The nurse told me that it was only the beginning of labour and it could take more than ten hours sometimes before they could tell me anything. They told me to go home and rest and gave me the ward telephone number to call and find out the status. Since men were not allowed to hang around there, I had to leave but of course I couldn’t go home really not while Tuk was there waiting and god knows what was going to happen. Tuk’s friends called by now and they told me a place to have coffee and a bite to eat.

I wandered off downstairs totally lost, surrounded by the hospital buzz of people and announcements trying to find somewhere to sit and collect myself. A small park and a coffee shop. Thank god. I tried breathing calmly and medidating, thinking of our life together which already seemed to have been filled with so much of everything, pain and joy and anguish and anxiety.

I called my close friend Sunil who advised me to go to his place and eat and rest rather than wait around.
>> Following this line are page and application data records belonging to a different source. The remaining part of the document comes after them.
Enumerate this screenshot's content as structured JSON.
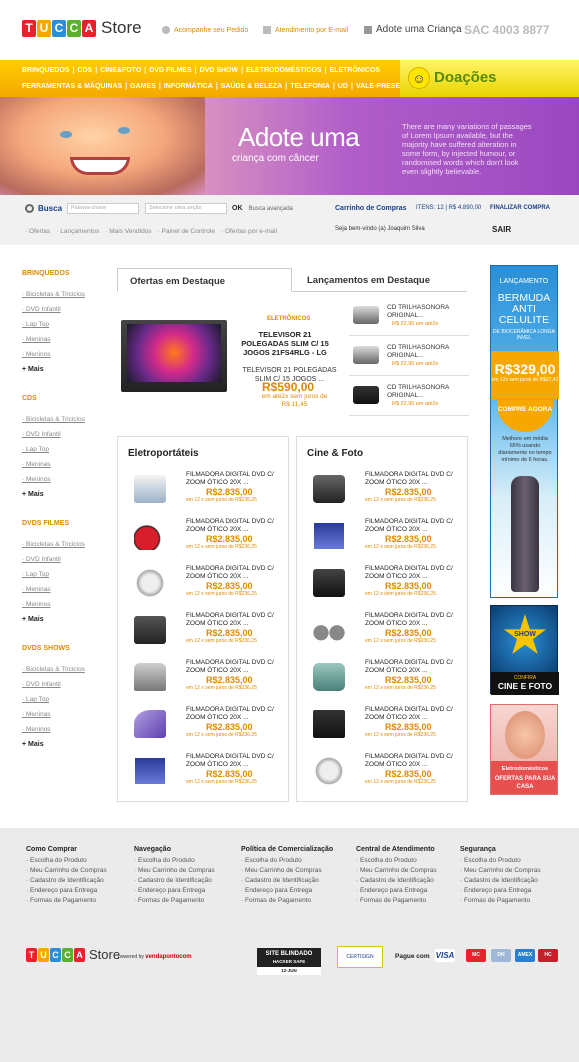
{
  "header": {
    "logo_letters": [
      "T",
      "U",
      "C",
      "C",
      "A"
    ],
    "logo_letter_colors": [
      "#e8222c",
      "#f7a800",
      "#2a8fd6",
      "#5bb030",
      "#e8222c"
    ],
    "logo_store": "Store",
    "links": [
      "Acompanhe seu Pedido",
      "Atendimento por E-mail"
    ],
    "adote": "Adote uma Criança",
    "sac": "SAC 4003 8877"
  },
  "categories": {
    "row1": [
      "BRINQUEDOS",
      "|",
      "CDS",
      "|",
      "CINE&FOTO",
      "|",
      "DVD FILMES",
      "|",
      "DVD SHOW",
      "|",
      "ELETRODOMÉSTICOS",
      "|",
      "ELETRÔNICOS"
    ],
    "row2": [
      "FERRAMENTAS & MÁQUINAS",
      "|",
      "GAMES",
      "|",
      "INFORMÁTICA",
      "|",
      "SAÚDE & BELEZA",
      "|",
      "TELEFONIA",
      "|",
      "UD",
      "|",
      "VALE-PRESENTE"
    ],
    "doacoes": "Doações"
  },
  "banner": {
    "title": "Adote uma",
    "subtitle": "criança com câncer",
    "text": "There are many variations of passages of Lorem Ipsum available, but the majority have suffered alteration in some form, by injected humour, or randomised words which don't look even slightly believable."
  },
  "search": {
    "label": "Busca",
    "placeholder": "Palavra-chave",
    "section_placeholder": "Selecione uma seção",
    "ok": "OK",
    "advanced": "Busca avançada",
    "cart": "Carrinho de Compras",
    "items": "ITENS: 12 | R$ 4.890,00",
    "checkout": "FINALIZAR COMPRA",
    "subnav": [
      "· Ofertas",
      "· Lançamentos",
      "· Mais Vendidos",
      "· Painel de Controle",
      "· Ofertas por e-mail"
    ],
    "welcome": "Seja bem-vindo (a) Joaquim Silva",
    "logout": "SAIR"
  },
  "sidebar": [
    {
      "title": "BRINQUEDOS",
      "items": [
        "Bicicletas & Triciclos",
        "DVD Infantil",
        "Lap Top",
        "Meninas",
        "Meninos"
      ],
      "more": "+ Mais"
    },
    {
      "title": "CDS",
      "items": [
        "Bicicletas & Triciclos",
        "DVD Infantil",
        "Lap Top",
        "Meninas",
        "Meninos"
      ],
      "more": "+ Mais"
    },
    {
      "title": "DVDS FILMES",
      "items": [
        "Bicicletas & Triciclos",
        "DVD Infantil",
        "Lap Top",
        "Meninas",
        "Meninos"
      ],
      "more": "+ Mais"
    },
    {
      "title": "DVDS SHOWS",
      "items": [
        "Bicicletas & Triciclos",
        "DVD Infantil",
        "Lap Top",
        "Meninas",
        "Meninos"
      ],
      "more": "+ Mais"
    }
  ],
  "tabs": [
    "Ofertas em Destaque",
    "Lançamentos em Destaque"
  ],
  "featured": {
    "category": "ELETRÔNICOS",
    "name": "TELEVISOR 21 POLEGADAS SLIM C/ 15 JOGOS 21FS4RLG - LG",
    "desc": "TELEVISOR 21 POLEGADAS SLIM C/ 15 JOGOS ...",
    "price": "R$590,00",
    "installments": "em até2x sem juros de R$ 11,45"
  },
  "launches": [
    {
      "name": "CD TRILHASONORA ORIGINAL...",
      "price": "R$ 22,90 em até2x"
    },
    {
      "name": "CD TRILHASONORA ORIGINAL...",
      "price": "R$ 22,90 em até2x"
    },
    {
      "name": "CD TRILHASONORA ORIGINAL...",
      "price": "R$ 22,90 em até2x"
    }
  ],
  "panels": [
    {
      "title": "Eletroportáteis",
      "items": [
        {
          "name": "FILMADORA DIGITAL DVD C/ ZOOM ÓTICO 20X ...",
          "price": "R$2.835,00",
          "inst": "em 12 x sem juros de R$236,25",
          "icon": "water-filter"
        },
        {
          "name": "FILMADORA DIGITAL DVD C/ ZOOM ÓTICO 20X ...",
          "price": "R$2.835,00",
          "inst": "em 12 x sem juros de R$236,25",
          "icon": "vacuum"
        },
        {
          "name": "FILMADORA DIGITAL DVD C/ ZOOM ÓTICO 20X ...",
          "price": "R$2.835,00",
          "inst": "em 12 x sem juros de R$236,25",
          "icon": "mixer"
        },
        {
          "name": "FILMADORA DIGITAL DVD C/ ZOOM ÓTICO 20X ...",
          "price": "R$2.835,00",
          "inst": "em 12 x sem juros de R$236,25",
          "icon": "coffee"
        },
        {
          "name": "FILMADORA DIGITAL DVD C/ ZOOM ÓTICO 20X ...",
          "price": "R$2.835,00",
          "inst": "em 12 x sem juros de R$236,25",
          "icon": "toaster"
        },
        {
          "name": "FILMADORA DIGITAL DVD C/ ZOOM ÓTICO 20X ...",
          "price": "R$2.835,00",
          "inst": "em 12 x sem juros de R$236,25",
          "icon": "iron"
        },
        {
          "name": "FILMADORA DIGITAL DVD C/ ZOOM ÓTICO 20X ...",
          "price": "R$2.835,00",
          "inst": "em 12 x sem juros de R$236,25",
          "icon": "memory"
        }
      ]
    },
    {
      "title": "Cine & Foto",
      "items": [
        {
          "name": "FILMADORA DIGITAL DVD C/ ZOOM ÓTICO 20X ...",
          "price": "R$2.835,00",
          "inst": "em 12 x sem juros de R$236,25",
          "icon": "camcorder"
        },
        {
          "name": "FILMADORA DIGITAL DVD C/ ZOOM ÓTICO 20X ...",
          "price": "R$2.835,00",
          "inst": "em 12 x sem juros de R$236,25",
          "icon": "memory"
        },
        {
          "name": "FILMADORA DIGITAL DVD C/ ZOOM ÓTICO 20X ...",
          "price": "R$2.835,00",
          "inst": "em 12 x sem juros de R$236,25",
          "icon": "camera"
        },
        {
          "name": "FILMADORA DIGITAL DVD C/ ZOOM ÓTICO 20X ...",
          "price": "R$2.835,00",
          "inst": "em 12 x sem juros de R$236,25",
          "icon": "lenses"
        },
        {
          "name": "FILMADORA DIGITAL DVD C/ ZOOM ÓTICO 20X ...",
          "price": "R$2.835,00",
          "inst": "em 12 x sem juros de R$236,25",
          "icon": "case"
        },
        {
          "name": "FILMADORA DIGITAL DVD C/ ZOOM ÓTICO 20X ...",
          "price": "R$2.835,00",
          "inst": "em 12 x sem juros de R$236,25",
          "icon": "memory-stick"
        },
        {
          "name": "FILMADORA DIGITAL DVD C/ ZOOM ÓTICO 20X ...",
          "price": "R$2.835,00",
          "inst": "em 12 x sem juros de R$236,25",
          "icon": "mixer"
        }
      ]
    }
  ],
  "ads": {
    "bermuda": {
      "tag": "LANÇAMENTO",
      "title": "BERMUDA ANTI CELULITE",
      "sub": "DE BIOCERÂMICA LONGA INVEL",
      "price": "R$329,00",
      "inst": "em 12x sem juros de R$27,42",
      "buy": "COMPRE AGORA",
      "note": "Melhore em média 65% usando diariamente no tempo mínimo de 6 horas."
    },
    "show": {
      "star": "SHOW",
      "confira": "CONFIRA",
      "label": "CINE E FOTO"
    },
    "eletro": {
      "a": "Eletrodomésticos",
      "b": "OFERTAS PARA SUA CASA"
    }
  },
  "footer": {
    "cols": [
      {
        "title": "Como Comprar",
        "links": [
          "Escolha do Produto",
          "Meu Carrinho de Compras",
          "Cadastro de Identificação",
          "Endereço para Entrega",
          "Formas de Pagamento"
        ]
      },
      {
        "title": "Navegação",
        "links": [
          "Escolha do Produto",
          "Meu Carrinho de Compras",
          "Cadastro de Identificação",
          "Endereço para Entrega",
          "Formas de Pagamento"
        ]
      },
      {
        "title": "Política de Comercialização",
        "links": [
          "Escolha do Produto",
          "Meu Carrinho de Compras",
          "Cadastro de Identificação",
          "Endereço para Entrega",
          "Formas de Pagamento"
        ]
      },
      {
        "title": "Central de Atendimento",
        "links": [
          "Escolha do Produto",
          "Meu Carrinho de Compras",
          "Cadastro de Identificação",
          "Endereço para Entrega",
          "Formas de Pagamento"
        ]
      },
      {
        "title": "Segurança",
        "links": [
          "Escolha do Produto",
          "Meu Carrinho de Compras",
          "Cadastro de Identificação",
          "Endereço para Entrega",
          "Formas de Pagamento"
        ]
      }
    ],
    "powered_by": "powered by",
    "powered_brand": "vendapontocom",
    "blindado": "SITE BLINDADO",
    "blindado_sub": "HACKER SAFE",
    "blindado_date": "12-JUN",
    "certisign": "CERTISIGN",
    "pague": "Pague com",
    "cards": [
      "VISA",
      "MC",
      "DN",
      "AMEX",
      "HC"
    ]
  }
}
I couldn’t decide at first, waiting around near Tuk seemed the best thing to do. But then there was nothing to do there and so I took a taxi to his place. Suddenly while inside the taxi I had the urge to fling myself out and rush back to the hospital. What was I doing? Why wasn’t I near Tuk? What if she needed me? I had to grip the seat and eventually made it to Sunil’s place without completely losing my mind. A shower and food and some conversation greatly helped. We checked with the hospital every hour. They told us to check later in the afternoon.

But by 1 pm I was feeling refreshed but also anxious at waiting around so far away, and left Sunil’s place and come back to the hospital. I went straight to the 6th floor ward to check. I wasn’t sure what would have happened, probably nothing although it had been more than five hours. When I went to check, the nurse looked up the screen.

Yes, Tuk had brought us a baby son to this world at 1.43 pm, the boy and mother are well. Gosh. I couldnt believe it, and kept peering at the screen dumbfounded. Deo gratias as my father used to say. So this is how it feels. We have completed one part of our journey together, Tuk and I. I was wondering what to do next, hanging around trying to be inconspicuous in case they asked me to leave again.

Then I turned round and suddenly Tuk was wheeled out in the bed and was near me. We held hands and she looked up and I smiled at her and said “congratulations mum”. Tears immediately welled in her eyes. I’ll never forget that moment as she smiled at me, lying there in her green robe, tired and a bit dazed, but her eyes tender and brimming with tears. I wiped her eyes and cheeks and we then smiled and held hands.

I started telling everyone starting with Metta her older sister and our closest friend and companion. I still hadn’t seen the baby our son. But that could wait. He was fine they said and had been taken to be checked and would be brought back in a few hours. For now, we were relieved and happy and together again.